Return the records in full, with every character preserved.

BEGIN

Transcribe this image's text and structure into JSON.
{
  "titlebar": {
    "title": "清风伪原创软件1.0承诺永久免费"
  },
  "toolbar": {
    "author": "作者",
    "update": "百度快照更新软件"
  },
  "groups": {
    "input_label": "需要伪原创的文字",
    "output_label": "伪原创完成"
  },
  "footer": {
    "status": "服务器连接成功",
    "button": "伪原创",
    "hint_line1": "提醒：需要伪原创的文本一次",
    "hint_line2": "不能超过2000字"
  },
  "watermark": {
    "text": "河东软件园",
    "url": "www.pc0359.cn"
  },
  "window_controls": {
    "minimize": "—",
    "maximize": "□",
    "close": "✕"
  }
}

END

SOLVED PROBLEM:
Transcribe this image's text and structure into JSON.
{
  "titlebar": {
    "title": "清风伪原创软件1.0承诺永久免费"
  },
  "toolbar": {
    "author": "作者",
    "update": "百度快照更新软件"
  },
  "groups": {
    "input_label": "需要伪原创的文字",
    "output_label": "伪原创完成"
  },
  "footer": {
    "status": "服务器连接成功",
    "button": "伪原创",
    "hint_line1": "提醒：需要伪原创的文本一次",
    "hint_line2": "不能超过2000字"
  },
  "watermark": {
    "text": "河东软件园",
    "url": "www.pc0359.cn"
  },
  "window_controls": {
    "minimize": "—",
    "maximize": "□",
    "close": "✕"
  }
}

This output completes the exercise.